2017 is going to be the best year yet! This is what we hope, at least. Sadly, many of our New Year’s resolutions don’t last beyond January. In fact, only 8% of people successfully achieve their resolutions, according to research from the University of Scranton. Have you fallen into any of these goal-crushing traps?
Only focus on the short-term.
Long-term goals are overwhelming. Short-term goals help me enjoy the moment.
Make your resolution about the outcome, not the journey.
There’s no point to the journey if it doesn’t lead me anywhere.
Forget to schedule time for your resolution.
Who needs a schedule? I’ll find time to accomplish my goals without planning.
Don’t share your resolutions with your community.
It’s more impressive to be independent.
Rely on your memory to keep track of your progress.
Written records are outdated. Whatever I need to remember will stay with me, along with all the other things I need to remember.
Celebrate only if you keep your resolutions for the entire year.
Half-way progress is nothing to get excited about. I’m an all-in kind of person.
Never reevaluate your resolutions.
Once I state them, there’s no going back.
If keeping your resolutions becomes difficult, just give up.
No one needs more hardship in life. If I don’t feel like it, I don’t do it.
If you’re hoping for a way out of these tempting alternatives, take a look at this list. You got this!
Set short-term goals for long-term results.
People who break their resolutions into small, manageable chunks typically have more success. Measure your progress along the way!
Make your resolution about the journey, not the outcome.
We learn and grow in the daily pursuit of chasing goals. Finding value in the journey will encourage you to press on even when the going gets tough.
Schedule time for your resolution.
It’s hard to find time to do the things we want to do, let alone the resolutions that challenge us. So, it’s important to schedule time to focus on our goals.
Employ the buddy system.
We are all better together! Tell your friends and family about your resolutions and ask them to keep you accountable.
Set mini goals for yourself and record your progress every month. Tracking it incrementally will reveal areas for improvement.
Celebrate little victories.
Think of ways to treat yourself along the way. Creating incentives for yourself will increase your willingness to work hard!
Reassess your resolutions.
If something is not working, it’s okay to modify your resolution. Resolutions should encourage you to become a better version of yourself, not a perfect version of yourself.

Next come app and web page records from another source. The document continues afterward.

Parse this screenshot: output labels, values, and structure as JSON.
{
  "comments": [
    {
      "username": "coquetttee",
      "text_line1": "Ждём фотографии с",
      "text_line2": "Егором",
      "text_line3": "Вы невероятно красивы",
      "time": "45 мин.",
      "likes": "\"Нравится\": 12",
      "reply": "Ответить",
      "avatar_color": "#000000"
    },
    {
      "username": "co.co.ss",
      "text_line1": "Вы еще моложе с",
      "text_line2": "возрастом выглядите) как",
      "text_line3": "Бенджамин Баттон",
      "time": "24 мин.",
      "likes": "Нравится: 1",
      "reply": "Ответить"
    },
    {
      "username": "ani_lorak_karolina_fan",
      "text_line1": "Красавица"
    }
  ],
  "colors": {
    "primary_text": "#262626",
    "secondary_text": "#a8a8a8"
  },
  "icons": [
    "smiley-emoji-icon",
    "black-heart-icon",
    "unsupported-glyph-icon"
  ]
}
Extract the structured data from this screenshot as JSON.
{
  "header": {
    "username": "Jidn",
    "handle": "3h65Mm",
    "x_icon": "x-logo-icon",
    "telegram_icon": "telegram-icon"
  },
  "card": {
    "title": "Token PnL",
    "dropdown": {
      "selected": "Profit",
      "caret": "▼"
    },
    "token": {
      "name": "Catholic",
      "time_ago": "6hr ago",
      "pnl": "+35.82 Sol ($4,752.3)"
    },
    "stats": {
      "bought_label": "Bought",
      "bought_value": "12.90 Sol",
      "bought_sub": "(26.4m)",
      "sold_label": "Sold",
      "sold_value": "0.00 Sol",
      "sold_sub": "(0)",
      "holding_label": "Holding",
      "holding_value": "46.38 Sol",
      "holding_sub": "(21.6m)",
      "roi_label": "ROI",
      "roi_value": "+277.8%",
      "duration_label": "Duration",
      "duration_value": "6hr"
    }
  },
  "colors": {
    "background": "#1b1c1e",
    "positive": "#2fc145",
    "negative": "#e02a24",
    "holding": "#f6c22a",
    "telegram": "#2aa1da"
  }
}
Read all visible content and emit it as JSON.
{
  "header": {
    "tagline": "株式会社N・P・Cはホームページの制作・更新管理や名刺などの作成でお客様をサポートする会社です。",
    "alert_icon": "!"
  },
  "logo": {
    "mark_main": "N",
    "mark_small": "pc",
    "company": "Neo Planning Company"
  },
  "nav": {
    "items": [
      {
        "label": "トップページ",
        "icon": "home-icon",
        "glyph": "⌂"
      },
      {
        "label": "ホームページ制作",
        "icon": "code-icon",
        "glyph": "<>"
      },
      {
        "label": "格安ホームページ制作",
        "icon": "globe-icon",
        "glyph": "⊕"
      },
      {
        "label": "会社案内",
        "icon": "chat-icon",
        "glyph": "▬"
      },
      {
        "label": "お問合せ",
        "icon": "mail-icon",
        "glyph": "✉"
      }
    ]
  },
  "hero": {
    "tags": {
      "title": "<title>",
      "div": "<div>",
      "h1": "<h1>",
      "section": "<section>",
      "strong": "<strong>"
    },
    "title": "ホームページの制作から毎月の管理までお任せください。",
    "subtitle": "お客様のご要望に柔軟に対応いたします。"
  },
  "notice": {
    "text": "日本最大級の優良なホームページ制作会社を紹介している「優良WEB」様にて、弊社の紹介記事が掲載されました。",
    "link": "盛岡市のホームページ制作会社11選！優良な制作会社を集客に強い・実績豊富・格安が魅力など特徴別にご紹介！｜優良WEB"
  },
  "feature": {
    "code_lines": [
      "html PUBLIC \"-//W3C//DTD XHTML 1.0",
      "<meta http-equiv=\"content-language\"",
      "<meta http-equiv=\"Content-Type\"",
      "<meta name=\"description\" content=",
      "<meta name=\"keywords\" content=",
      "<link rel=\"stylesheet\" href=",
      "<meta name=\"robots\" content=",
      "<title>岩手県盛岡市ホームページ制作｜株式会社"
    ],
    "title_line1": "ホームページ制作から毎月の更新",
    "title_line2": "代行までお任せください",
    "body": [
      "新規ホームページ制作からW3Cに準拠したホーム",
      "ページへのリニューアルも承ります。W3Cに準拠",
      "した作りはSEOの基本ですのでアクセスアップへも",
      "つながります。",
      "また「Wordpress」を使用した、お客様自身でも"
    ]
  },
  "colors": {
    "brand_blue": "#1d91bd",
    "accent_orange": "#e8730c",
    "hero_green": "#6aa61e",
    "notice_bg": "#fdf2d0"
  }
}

Don’t give up so easily.
Too often people throw in the towel on resolutions because of one slip-up. We all give in sometimes! Don’t let mistakes become excuses to give up on big goals. Forgive yourself, move on, and keep trying.